:: Assigned task ::
Match on the string "Microsoft" in the entries below and return every matching line.

:: Provided records ::
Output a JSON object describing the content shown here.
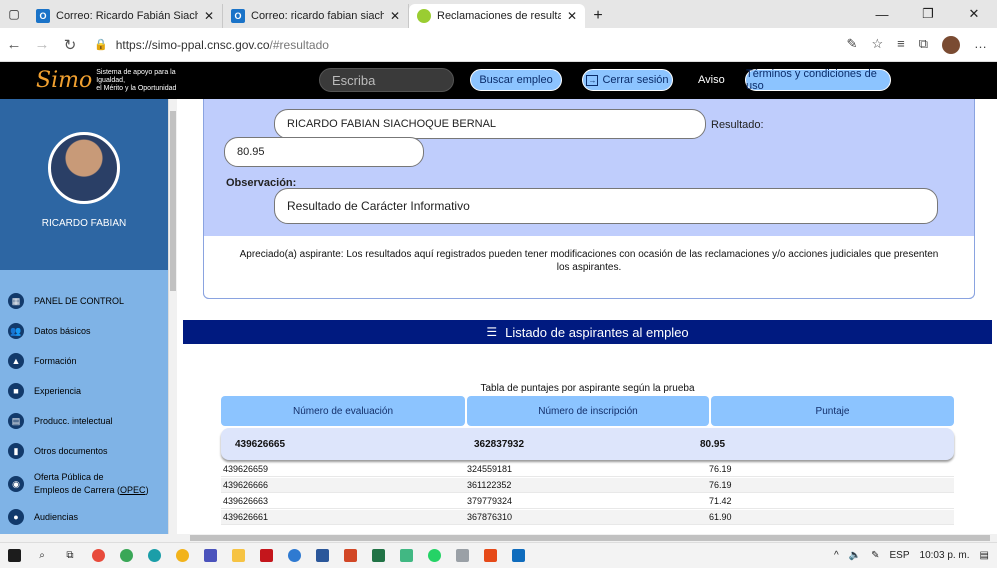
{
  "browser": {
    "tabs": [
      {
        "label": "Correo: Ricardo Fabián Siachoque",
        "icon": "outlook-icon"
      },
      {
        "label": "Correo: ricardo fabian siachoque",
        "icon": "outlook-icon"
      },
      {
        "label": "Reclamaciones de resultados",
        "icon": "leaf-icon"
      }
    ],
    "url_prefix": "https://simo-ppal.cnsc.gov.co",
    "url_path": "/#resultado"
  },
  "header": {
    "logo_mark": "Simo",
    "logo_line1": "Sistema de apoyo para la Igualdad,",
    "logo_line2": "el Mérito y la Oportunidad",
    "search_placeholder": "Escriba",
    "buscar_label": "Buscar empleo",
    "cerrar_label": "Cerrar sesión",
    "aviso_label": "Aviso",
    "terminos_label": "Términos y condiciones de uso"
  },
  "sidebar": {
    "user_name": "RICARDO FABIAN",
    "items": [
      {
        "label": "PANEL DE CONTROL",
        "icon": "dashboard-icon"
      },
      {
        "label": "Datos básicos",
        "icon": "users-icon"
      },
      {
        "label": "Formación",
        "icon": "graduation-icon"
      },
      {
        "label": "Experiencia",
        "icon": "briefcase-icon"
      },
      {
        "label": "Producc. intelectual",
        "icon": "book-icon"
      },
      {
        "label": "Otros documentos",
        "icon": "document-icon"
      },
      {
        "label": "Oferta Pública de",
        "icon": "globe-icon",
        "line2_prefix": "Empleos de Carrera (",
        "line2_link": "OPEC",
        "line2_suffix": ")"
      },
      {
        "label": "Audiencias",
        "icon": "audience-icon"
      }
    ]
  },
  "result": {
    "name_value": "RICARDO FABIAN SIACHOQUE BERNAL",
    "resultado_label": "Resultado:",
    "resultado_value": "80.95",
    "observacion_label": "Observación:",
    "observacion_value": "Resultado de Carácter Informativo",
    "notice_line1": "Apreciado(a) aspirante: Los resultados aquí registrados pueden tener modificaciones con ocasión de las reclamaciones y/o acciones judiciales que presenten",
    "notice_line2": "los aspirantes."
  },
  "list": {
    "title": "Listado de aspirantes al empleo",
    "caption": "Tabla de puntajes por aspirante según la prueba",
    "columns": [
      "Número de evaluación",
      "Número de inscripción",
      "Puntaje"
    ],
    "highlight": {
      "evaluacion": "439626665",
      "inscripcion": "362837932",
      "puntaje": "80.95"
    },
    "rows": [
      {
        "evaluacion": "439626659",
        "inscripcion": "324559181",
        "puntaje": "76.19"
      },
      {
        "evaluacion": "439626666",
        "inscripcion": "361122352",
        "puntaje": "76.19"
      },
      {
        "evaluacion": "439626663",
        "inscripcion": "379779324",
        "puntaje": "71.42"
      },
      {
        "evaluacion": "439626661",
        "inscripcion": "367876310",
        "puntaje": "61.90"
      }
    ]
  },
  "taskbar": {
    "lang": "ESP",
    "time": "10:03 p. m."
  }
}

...

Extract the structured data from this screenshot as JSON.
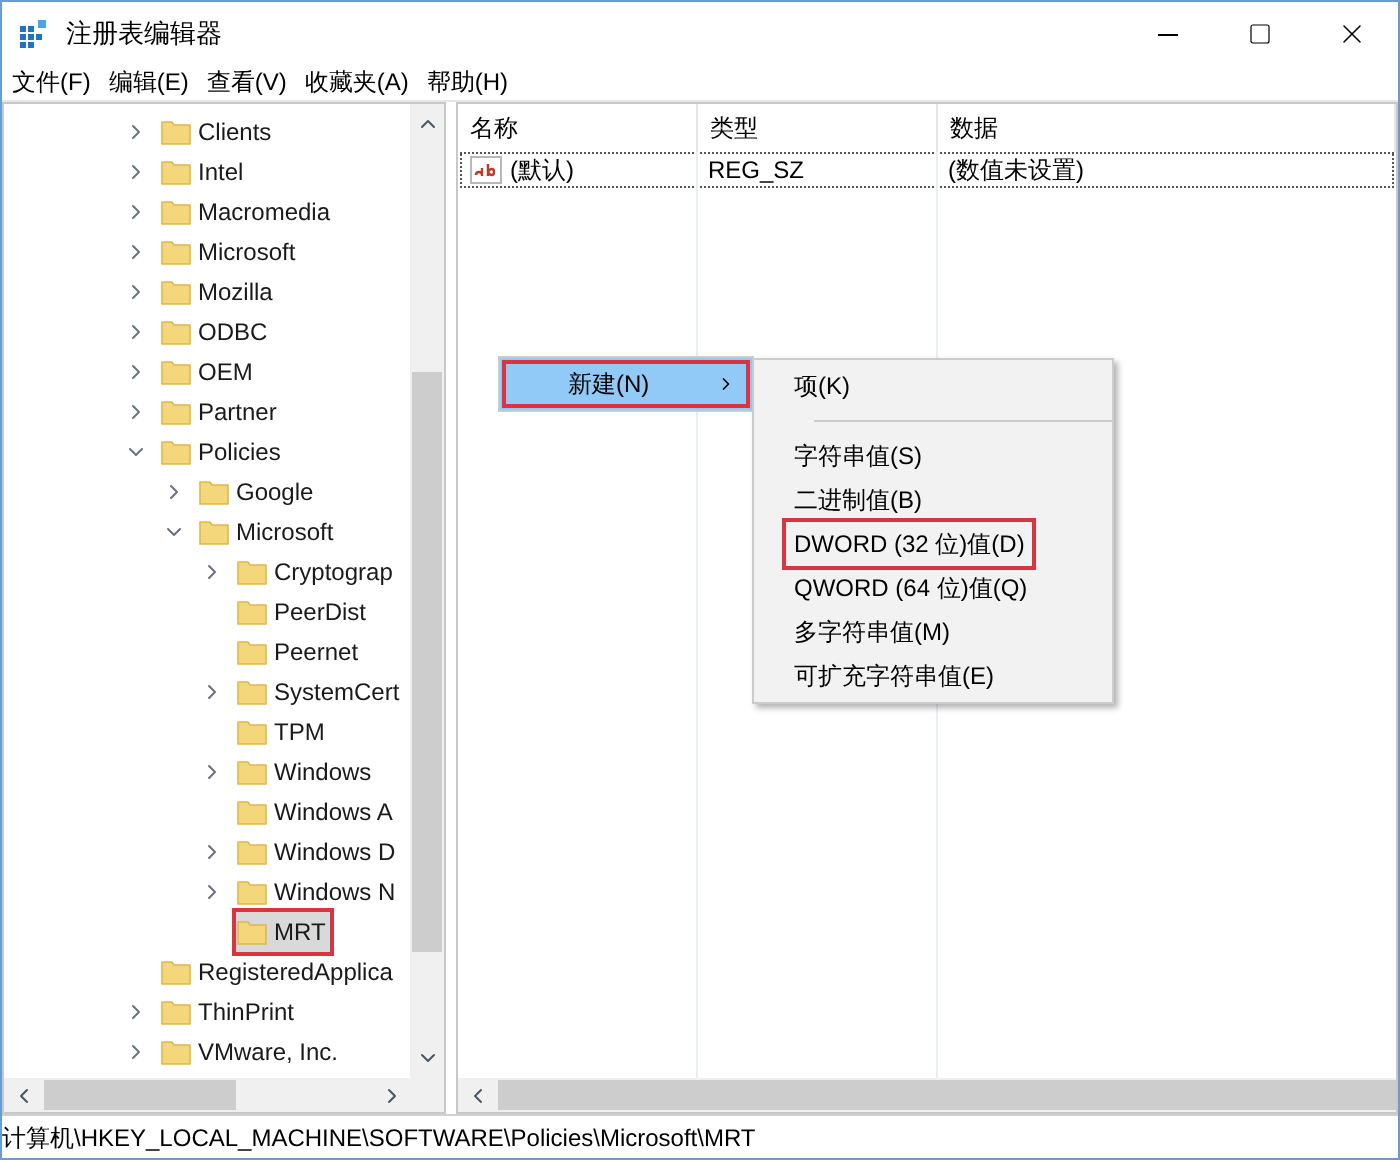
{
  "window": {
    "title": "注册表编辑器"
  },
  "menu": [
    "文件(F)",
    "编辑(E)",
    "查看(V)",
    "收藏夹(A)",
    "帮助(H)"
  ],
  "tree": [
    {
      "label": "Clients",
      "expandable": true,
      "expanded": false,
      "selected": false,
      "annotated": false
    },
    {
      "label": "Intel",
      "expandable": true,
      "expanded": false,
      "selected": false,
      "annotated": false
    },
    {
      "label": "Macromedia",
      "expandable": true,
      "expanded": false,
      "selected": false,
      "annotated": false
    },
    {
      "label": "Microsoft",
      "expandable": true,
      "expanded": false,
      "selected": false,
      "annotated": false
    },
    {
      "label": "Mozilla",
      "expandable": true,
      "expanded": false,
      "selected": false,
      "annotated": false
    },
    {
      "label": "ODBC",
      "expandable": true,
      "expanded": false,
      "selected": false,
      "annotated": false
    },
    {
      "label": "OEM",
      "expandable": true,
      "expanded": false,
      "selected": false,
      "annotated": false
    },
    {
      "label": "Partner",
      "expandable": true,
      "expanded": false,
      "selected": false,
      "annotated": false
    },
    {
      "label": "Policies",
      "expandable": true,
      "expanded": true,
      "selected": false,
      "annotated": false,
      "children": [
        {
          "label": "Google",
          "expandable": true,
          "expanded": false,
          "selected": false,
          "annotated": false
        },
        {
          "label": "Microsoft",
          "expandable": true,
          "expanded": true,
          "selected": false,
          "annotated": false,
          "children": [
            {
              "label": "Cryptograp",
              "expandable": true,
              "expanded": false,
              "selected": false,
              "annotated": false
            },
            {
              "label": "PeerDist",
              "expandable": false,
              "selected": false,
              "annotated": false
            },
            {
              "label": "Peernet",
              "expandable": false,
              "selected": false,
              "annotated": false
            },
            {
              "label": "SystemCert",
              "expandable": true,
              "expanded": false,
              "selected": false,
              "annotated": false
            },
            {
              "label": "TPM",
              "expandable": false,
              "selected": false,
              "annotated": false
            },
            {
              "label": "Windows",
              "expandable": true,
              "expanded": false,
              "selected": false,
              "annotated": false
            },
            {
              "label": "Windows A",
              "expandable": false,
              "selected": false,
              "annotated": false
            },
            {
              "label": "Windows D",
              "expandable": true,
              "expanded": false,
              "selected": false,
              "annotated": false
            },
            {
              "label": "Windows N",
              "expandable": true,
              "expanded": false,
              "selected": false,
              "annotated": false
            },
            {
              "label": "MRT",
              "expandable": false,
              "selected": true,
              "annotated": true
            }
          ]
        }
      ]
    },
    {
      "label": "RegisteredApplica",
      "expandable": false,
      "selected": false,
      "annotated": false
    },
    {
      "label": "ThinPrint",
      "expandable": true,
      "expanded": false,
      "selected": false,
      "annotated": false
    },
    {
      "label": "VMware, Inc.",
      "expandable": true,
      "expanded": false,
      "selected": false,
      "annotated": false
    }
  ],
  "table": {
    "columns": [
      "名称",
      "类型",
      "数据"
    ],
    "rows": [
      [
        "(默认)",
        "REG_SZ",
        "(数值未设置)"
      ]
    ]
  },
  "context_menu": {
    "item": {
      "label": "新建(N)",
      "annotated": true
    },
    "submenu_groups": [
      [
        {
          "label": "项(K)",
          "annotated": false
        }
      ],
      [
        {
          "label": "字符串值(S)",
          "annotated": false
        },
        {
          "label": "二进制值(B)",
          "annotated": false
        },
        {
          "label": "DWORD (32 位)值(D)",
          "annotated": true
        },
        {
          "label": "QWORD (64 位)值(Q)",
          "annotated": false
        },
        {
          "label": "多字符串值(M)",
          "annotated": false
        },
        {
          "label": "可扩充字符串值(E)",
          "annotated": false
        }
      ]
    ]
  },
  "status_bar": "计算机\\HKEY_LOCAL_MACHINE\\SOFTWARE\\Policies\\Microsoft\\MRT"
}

:: Result ::
      "label": "Microsoft",
          "label": "Microsoft",
  "status_bar": "计算机\\HKEY_LOCAL_MACHINE\\SOFTWARE\\Policies\\Microsoft\\MRT"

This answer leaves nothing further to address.